_TASK PROMPT:_ The records below must be copied in full; omit the images.

_PROVIDED RECORDS:_
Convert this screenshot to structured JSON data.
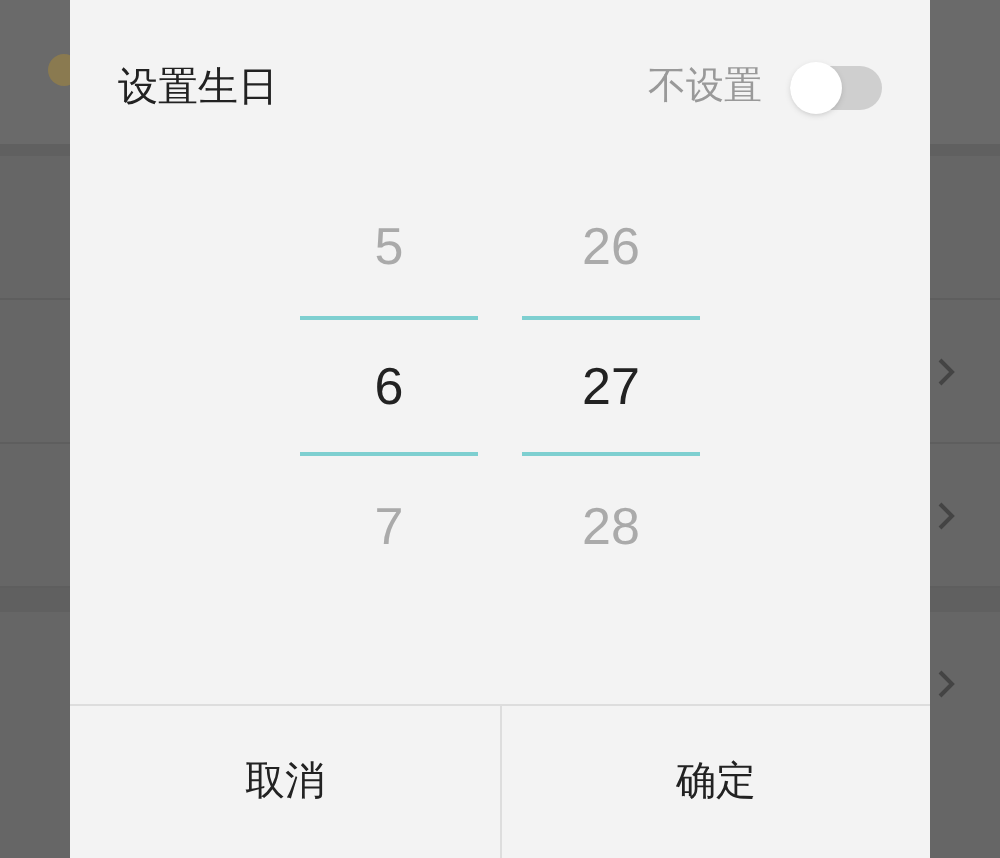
{
  "dialog": {
    "title": "设置生日",
    "toggle": {
      "label": "不设置",
      "on": false
    },
    "columns": [
      {
        "values": [
          {
            "text": "5",
            "selected": false
          },
          {
            "text": "6",
            "selected": true
          },
          {
            "text": "7",
            "selected": false
          }
        ]
      },
      {
        "values": [
          {
            "text": "26",
            "selected": false
          },
          {
            "text": "27",
            "selected": true
          },
          {
            "text": "28",
            "selected": false
          }
        ]
      }
    ],
    "buttons": [
      "取消",
      "确定"
    ]
  }
}
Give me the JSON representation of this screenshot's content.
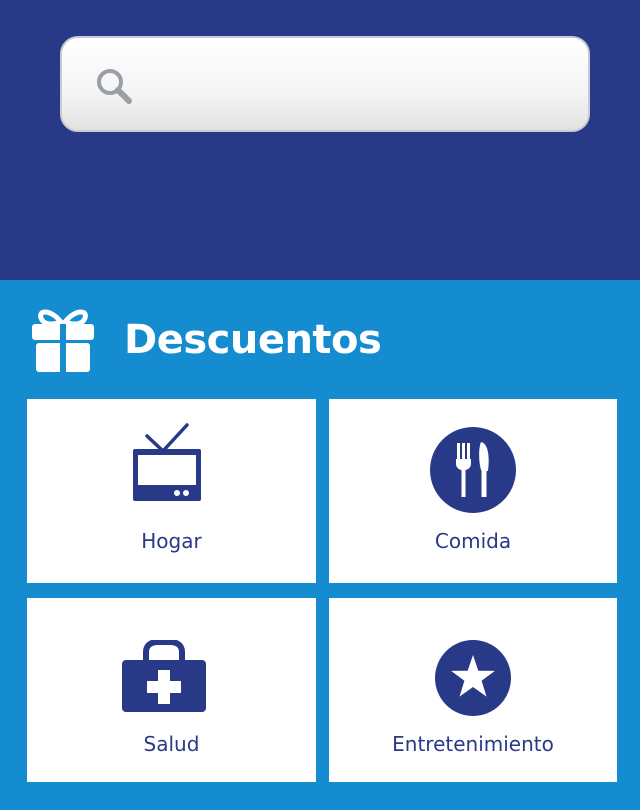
{
  "search": {
    "placeholder": "",
    "icon": "search-icon"
  },
  "section": {
    "title": "Descuentos",
    "icon": "gift-icon"
  },
  "categories": [
    {
      "label": "Hogar",
      "icon": "tv-icon"
    },
    {
      "label": "Comida",
      "icon": "fork-spoon-icon"
    },
    {
      "label": "Salud",
      "icon": "medical-kit-icon"
    },
    {
      "label": "Entretenimiento",
      "icon": "star-icon"
    }
  ],
  "colors": {
    "header_bg": "#283a87",
    "section_bg": "#148ccf",
    "tile_bg": "#ffffff",
    "icon_color": "#283a87"
  }
}
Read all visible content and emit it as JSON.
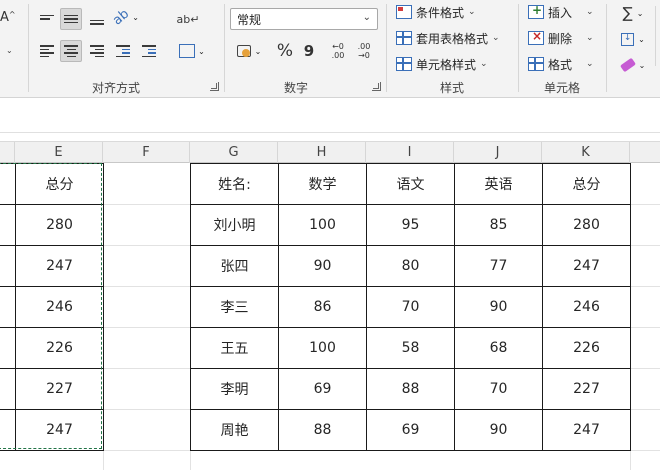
{
  "ribbon": {
    "font_partial": "A",
    "wrap_icon": "ab↵",
    "groups": {
      "alignment": "对齐方式",
      "number": "数字",
      "styles": "样式",
      "cells": "单元格"
    },
    "number_format_value": "常规",
    "percent_symbol": "%",
    "comma_symbol": "9",
    "styles_commands": [
      "条件格式",
      "套用表格格式",
      "单元格样式"
    ],
    "cells_commands": [
      "插入",
      "删除",
      "格式"
    ],
    "editing_sigma": "∑"
  },
  "columns": [
    "E",
    "F",
    "G",
    "H",
    "I",
    "J",
    "K"
  ],
  "left_block": {
    "header": "总分",
    "values": [
      "280",
      "247",
      "246",
      "226",
      "227",
      "247"
    ]
  },
  "score_table": {
    "headers": [
      "姓名:",
      "数学",
      "语文",
      "英语",
      "总分"
    ],
    "rows": [
      [
        "刘小明",
        "100",
        "95",
        "85",
        "280"
      ],
      [
        "张四",
        "90",
        "80",
        "77",
        "247"
      ],
      [
        "李三",
        "86",
        "70",
        "90",
        "246"
      ],
      [
        "王五",
        "100",
        "58",
        "68",
        "226"
      ],
      [
        "李明",
        "69",
        "88",
        "70",
        "227"
      ],
      [
        "周艳",
        "88",
        "69",
        "90",
        "247"
      ]
    ]
  },
  "colors": {
    "marquee": "#217346",
    "border": "#1a1a1a",
    "ribbon_bg": "#f3f3f3"
  }
}
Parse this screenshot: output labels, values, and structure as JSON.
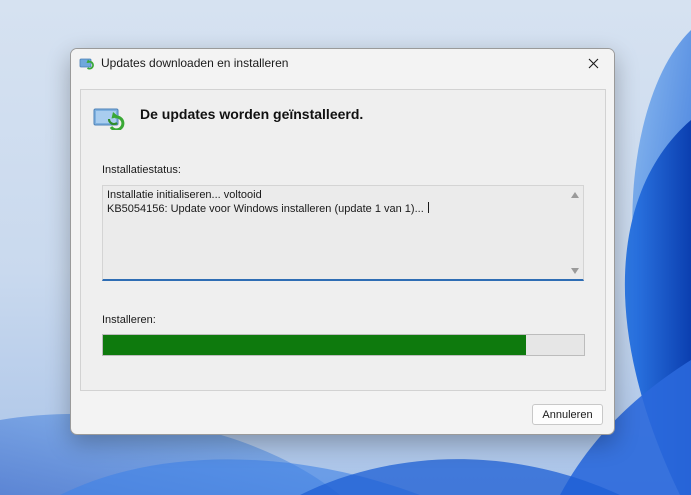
{
  "window": {
    "title": "Updates downloaden en installeren",
    "title_icon": "windows-update-icon",
    "close_icon": "close-icon"
  },
  "header": {
    "icon": "windows-update-icon",
    "title": "De updates worden geïnstalleerd."
  },
  "status": {
    "label": "Installatiestatus:",
    "lines": [
      "Installatie initialiseren... voltooid",
      "KB5054156: Update voor Windows installeren (update 1 van 1)..."
    ]
  },
  "progress": {
    "label": "Installeren:",
    "fraction": 0.88
  },
  "buttons": {
    "cancel": "Annuleren"
  },
  "colors": {
    "progress_fill": "#0e7a0d",
    "focus_underline": "#2e6db4",
    "update_arrows": "#3aa835"
  }
}
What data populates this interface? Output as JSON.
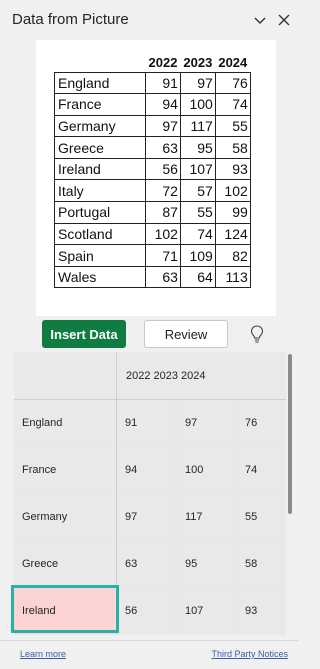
{
  "panel": {
    "title": "Data from Picture"
  },
  "picture": {
    "headers": [
      "",
      "2022",
      "2023",
      "2024"
    ],
    "rows": [
      {
        "country": "England",
        "values": [
          "91",
          "97",
          "76"
        ]
      },
      {
        "country": "France",
        "values": [
          "94",
          "100",
          "74"
        ]
      },
      {
        "country": "Germany",
        "values": [
          "97",
          "117",
          "55"
        ]
      },
      {
        "country": "Greece",
        "values": [
          "63",
          "95",
          "58"
        ]
      },
      {
        "country": "Ireland",
        "values": [
          "56",
          "107",
          "93"
        ]
      },
      {
        "country": "Italy",
        "values": [
          "72",
          "57",
          "102"
        ]
      },
      {
        "country": "Portugal",
        "values": [
          "87",
          "55",
          "99"
        ]
      },
      {
        "country": "Scotland",
        "values": [
          "102",
          "74",
          "124"
        ]
      },
      {
        "country": "Spain",
        "values": [
          "71",
          "109",
          "82"
        ]
      },
      {
        "country": "Wales",
        "values": [
          "63",
          "64",
          "113"
        ]
      }
    ]
  },
  "actions": {
    "insert_label": "Insert Data",
    "review_label": "Review"
  },
  "grid": {
    "header_text": "2022 2023 2024",
    "rows": [
      {
        "country": "England",
        "values": [
          "91",
          "97",
          "76"
        ]
      },
      {
        "country": "France",
        "values": [
          "94",
          "100",
          "74"
        ]
      },
      {
        "country": "Germany",
        "values": [
          "97",
          "117",
          "55"
        ]
      },
      {
        "country": "Greece",
        "values": [
          "63",
          "95",
          "58"
        ]
      },
      {
        "country": "Ireland",
        "values": [
          "56",
          "107",
          "93"
        ]
      }
    ],
    "selected_row": "Ireland"
  },
  "footer": {
    "learn_more": "Learn more",
    "third_party": "Third Party Notices"
  },
  "colors": {
    "accent": "#107c41",
    "selection_border": "#2ab1a6",
    "selection_fill": "#fbd3d3",
    "link": "#3a5da8"
  },
  "icons": {
    "collapse": "chevron-down-icon",
    "close": "close-icon",
    "suggestion": "lightbulb-icon"
  }
}
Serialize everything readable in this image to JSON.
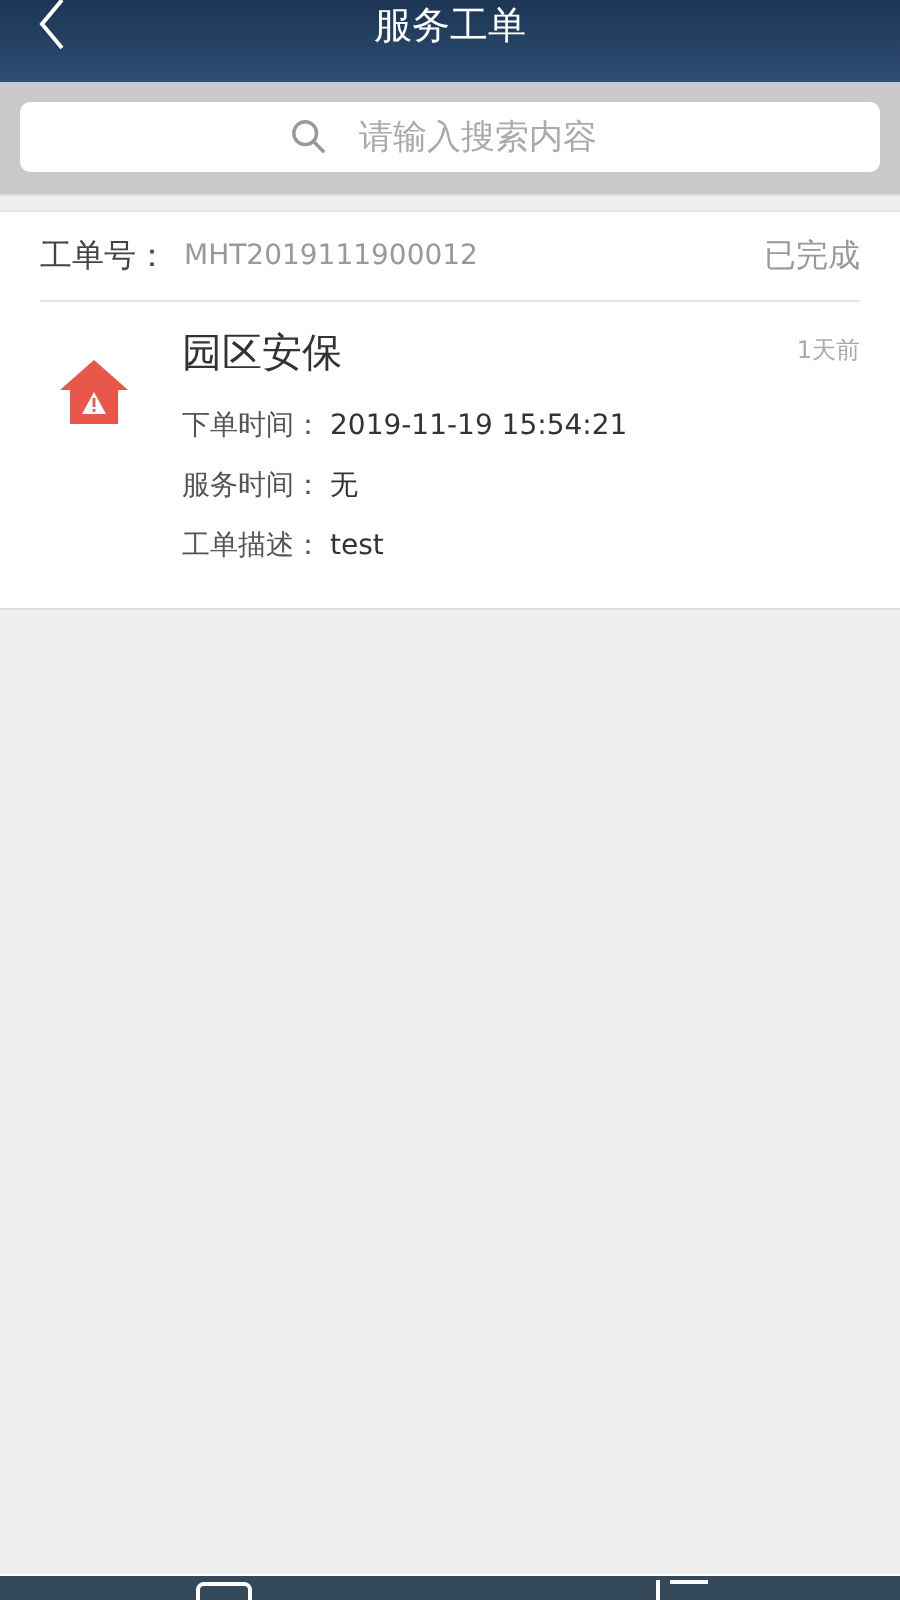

_YOUR RESPONSE:_
Convert this screenshot to structured JSON data.
{
  "dialog": {
    "title": "设置生日",
    "toggle": {
      "label": "不设置",
      "on": false
    },
    "columns": [
      {
        "values": [
          {
            "text": "5",
            "selected": false
          },
          {
            "text": "6",
            "selected": true
          },
          {
            "text": "7",
            "selected": false
          }
        ]
      },
      {
        "values": [
          {
            "text": "26",
            "selected": false
          },
          {
            "text": "27",
            "selected": true
          },
          {
            "text": "28",
            "selected": false
          }
        ]
      }
    ],
    "buttons": [
      "取消",
      "确定"
    ]
  }
}
Give me the JSON representation of this screenshot's content.
{
  "search": {
    "placeholder": "",
    "icon": "search-icon"
  },
  "section": {
    "title": "Descuentos",
    "icon": "gift-icon"
  },
  "categories": [
    {
      "label": "Hogar",
      "icon": "tv-icon"
    },
    {
      "label": "Comida",
      "icon": "fork-spoon-icon"
    },
    {
      "label": "Salud",
      "icon": "medical-kit-icon"
    },
    {
      "label": "Entretenimiento",
      "icon": "star-icon"
    }
  ],
  "colors": {
    "header_bg": "#283a87",
    "section_bg": "#148ccf",
    "tile_bg": "#ffffff",
    "icon_color": "#283a87"
  }
}
Read all visible content and emit it as JSON.
{
  "ribbon": {
    "font_partial": "A",
    "wrap_icon": "ab↵",
    "groups": {
      "alignment": "对齐方式",
      "number": "数字",
      "styles": "样式",
      "cells": "单元格"
    },
    "number_format_value": "常规",
    "percent_symbol": "%",
    "comma_symbol": "9",
    "styles_commands": [
      "条件格式",
      "套用表格格式",
      "单元格样式"
    ],
    "cells_commands": [
      "插入",
      "删除",
      "格式"
    ],
    "editing_sigma": "∑"
  },
  "columns": [
    "E",
    "F",
    "G",
    "H",
    "I",
    "J",
    "K"
  ],
  "left_block": {
    "header": "总分",
    "values": [
      "280",
      "247",
      "246",
      "226",
      "227",
      "247"
    ]
  },
  "score_table": {
    "headers": [
      "姓名:",
      "数学",
      "语文",
      "英语",
      "总分"
    ],
    "rows": [
      [
        "刘小明",
        "100",
        "95",
        "85",
        "280"
      ],
      [
        "张四",
        "90",
        "80",
        "77",
        "247"
      ],
      [
        "李三",
        "86",
        "70",
        "90",
        "246"
      ],
      [
        "王五",
        "100",
        "58",
        "68",
        "226"
      ],
      [
        "李明",
        "69",
        "88",
        "70",
        "227"
      ],
      [
        "周艳",
        "88",
        "69",
        "90",
        "247"
      ]
    ]
  },
  "colors": {
    "marquee": "#217346",
    "border": "#1a1a1a",
    "ribbon_bg": "#f3f3f3"
  }
}
Parse this screenshot: output labels, values, and structure as JSON.
{
  "window": {
    "title": "Updates downloaden en installeren",
    "title_icon": "windows-update-icon",
    "close_icon": "close-icon"
  },
  "header": {
    "icon": "windows-update-icon",
    "title": "De updates worden geïnstalleerd."
  },
  "status": {
    "label": "Installatiestatus:",
    "lines": [
      "Installatie initialiseren... voltooid",
      "KB5054156: Update voor Windows installeren (update 1 van 1)..."
    ]
  },
  "progress": {
    "label": "Installeren:",
    "fraction": 0.88
  },
  "buttons": {
    "cancel": "Annuleren"
  },
  "colors": {
    "progress_fill": "#0e7a0d",
    "focus_underline": "#2e6db4",
    "update_arrows": "#3aa835"
  }
}
What data populates this interface? Output as JSON.
{
  "panel": {
    "title": "Data from Picture"
  },
  "picture": {
    "headers": [
      "",
      "2022",
      "2023",
      "2024"
    ],
    "rows": [
      {
        "country": "England",
        "values": [
          "91",
          "97",
          "76"
        ]
      },
      {
        "country": "France",
        "values": [
          "94",
          "100",
          "74"
        ]
      },
      {
        "country": "Germany",
        "values": [
          "97",
          "117",
          "55"
        ]
      },
      {
        "country": "Greece",
        "values": [
          "63",
          "95",
          "58"
        ]
      },
      {
        "country": "Ireland",
        "values": [
          "56",
          "107",
          "93"
        ]
      },
      {
        "country": "Italy",
        "values": [
          "72",
          "57",
          "102"
        ]
      },
      {
        "country": "Portugal",
        "values": [
          "87",
          "55",
          "99"
        ]
      },
      {
        "country": "Scotland",
        "values": [
          "102",
          "74",
          "124"
        ]
      },
      {
        "country": "Spain",
        "values": [
          "71",
          "109",
          "82"
        ]
      },
      {
        "country": "Wales",
        "values": [
          "63",
          "64",
          "113"
        ]
      }
    ]
  },
  "actions": {
    "insert_label": "Insert Data",
    "review_label": "Review"
  },
  "grid": {
    "header_text": "2022 2023 2024",
    "rows": [
      {
        "country": "England",
        "values": [
          "91",
          "97",
          "76"
        ]
      },
      {
        "country": "France",
        "values": [
          "94",
          "100",
          "74"
        ]
      },
      {
        "country": "Germany",
        "values": [
          "97",
          "117",
          "55"
        ]
      },
      {
        "country": "Greece",
        "values": [
          "63",
          "95",
          "58"
        ]
      },
      {
        "country": "Ireland",
        "values": [
          "56",
          "107",
          "93"
        ]
      }
    ],
    "selected_row": "Ireland"
  },
  "footer": {
    "learn_more": "Learn more",
    "third_party": "Third Party Notices"
  },
  "colors": {
    "accent": "#107c41",
    "selection_border": "#2ab1a6",
    "selection_fill": "#fbd3d3",
    "link": "#3a5da8"
  },
  "icons": {
    "collapse": "chevron-down-icon",
    "close": "close-icon",
    "suggestion": "lightbulb-icon"
  }
}
Serialize everything readable in this image to JSON.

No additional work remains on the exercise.